As a developer you will need some extra requirements
To make changes to the eFEL, one first needs to fork the eFEL:
Then one creates a local clone of the git repository on your computer:
git clone https://github.com/yourgithubusername/eFEL.git
After changes are made, they should be pushed back to your github account. Then a pull request can be created:
To simplify certain tasks for developers, a Makefile is provided in the root of the eFEL project. This Makefile has the following targets
install: installs the eFEL using pip from the working directory
test: run the installation and all the tests
doc: build the sphinx and latex documentation
clean: clean up the build directories
pypi: run test target and upload to pypi
push: clean the build, update the version from the git hash, install eFEL, run the tests, build the doc, and push the documentation and source to github
Adding a new eFeature requires several steps.
Try to be specific in the name of the eFeature, because in the future you or somebody else might want to develop an eFeature with slightly different behavior. Don’t be afraid to use long names, e.g. ‘min_voltage_between_spikes’ is perfectly ok.
Create a git branch with the name of the new eFeature:
git checkout -b your_efeaturename
All the eFeatures in the eFEL are coded in C++. Thanks to an eFeatures dependency settings file, several implementation of the same eFeature name can coexist. E.g. this is the file with the implementations of all ‘V5’ features. You can implement the new eFeature by extending one of the current LibV* files, or by creating your own. You might want to consider starting the implementation by writing a test for the eFeature (see below for instruction on how to do that).
Apart from the implementation in the LibV*.cpp file, other files have to be changed to accomodate the new eFeature
efel/cppcore/LibV5.h: Declare your feature
efel/DependencyV5.txt: Add your eFeature and its dependencies to this file
efel/cppcore/FillFptrTable.cpp: Add a reference to the eFeature in the relevant table
efel/cppcore/cfeature.cpp: Add the type of the eFeature
AUTHORS.txt: If your name isn’t there yet, add yourself to the authors list
efel/units/units.json: Add the units of the eFeature to the API
You can confirm everything compiles correctly by executing:
Most eFeatures are fairly easy to implement in Python, so it is advised to first write a Python implementation of your eFeature, and to add a test to it. Then, while you are implementing the code in C++ you can easily compare the results to the test.
The tests of the individual eFeatures are here .Just add your own test by defining a new function ‘test_yourfeature()’.
Some test data is available at this link , but you can of course add your own traces.
The easiest way to run the tests is by executing:
Add the documentation of the new eFeature to this file:
Please provide some pseudo-Python code for the eFeature.
The documentation can be built by:
It can be viewed by opening:
To build the documentation, pdflatex has to be present on the system.
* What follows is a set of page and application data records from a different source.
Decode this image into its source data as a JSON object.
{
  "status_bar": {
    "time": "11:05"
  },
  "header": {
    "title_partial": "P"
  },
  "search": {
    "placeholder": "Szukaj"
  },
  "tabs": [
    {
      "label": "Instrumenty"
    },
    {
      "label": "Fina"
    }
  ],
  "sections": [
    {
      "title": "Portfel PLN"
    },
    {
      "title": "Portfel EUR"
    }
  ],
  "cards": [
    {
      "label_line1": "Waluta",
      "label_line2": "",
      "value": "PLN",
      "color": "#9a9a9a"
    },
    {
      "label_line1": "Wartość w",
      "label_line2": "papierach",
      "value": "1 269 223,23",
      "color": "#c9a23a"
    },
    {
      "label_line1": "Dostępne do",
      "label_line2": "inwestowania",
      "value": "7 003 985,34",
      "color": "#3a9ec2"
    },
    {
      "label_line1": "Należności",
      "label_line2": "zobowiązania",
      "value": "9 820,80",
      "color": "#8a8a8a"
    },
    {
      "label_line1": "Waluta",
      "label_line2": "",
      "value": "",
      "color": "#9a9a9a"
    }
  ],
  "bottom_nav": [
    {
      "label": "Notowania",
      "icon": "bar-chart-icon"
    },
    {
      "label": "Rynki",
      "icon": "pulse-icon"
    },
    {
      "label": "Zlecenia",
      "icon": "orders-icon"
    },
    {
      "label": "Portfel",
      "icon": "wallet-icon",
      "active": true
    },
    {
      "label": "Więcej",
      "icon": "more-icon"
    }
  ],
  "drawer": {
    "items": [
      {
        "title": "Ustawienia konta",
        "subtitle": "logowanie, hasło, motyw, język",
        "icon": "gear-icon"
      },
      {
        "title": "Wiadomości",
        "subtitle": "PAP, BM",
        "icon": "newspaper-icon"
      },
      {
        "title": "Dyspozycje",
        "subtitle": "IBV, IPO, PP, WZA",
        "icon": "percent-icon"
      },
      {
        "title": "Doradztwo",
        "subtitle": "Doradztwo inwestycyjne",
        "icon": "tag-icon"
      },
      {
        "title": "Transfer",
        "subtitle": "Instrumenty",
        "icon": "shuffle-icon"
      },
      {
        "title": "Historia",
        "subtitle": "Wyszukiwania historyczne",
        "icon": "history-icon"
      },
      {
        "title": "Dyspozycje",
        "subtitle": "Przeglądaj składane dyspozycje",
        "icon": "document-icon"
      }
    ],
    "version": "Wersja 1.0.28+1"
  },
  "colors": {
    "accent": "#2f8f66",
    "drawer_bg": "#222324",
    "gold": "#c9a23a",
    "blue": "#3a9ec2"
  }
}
On a Mac this can be installed using Mactex. On Ubuntu one can use:
sudo apt-get install texlive-latex-base texlive-latex-extra xzdec tlmgr install helvetic
When all the above steps were succesfull, you can push the new eFeature branch to your github repository:
git commit -a git push origin your_efeaturename
Finally create a pull request: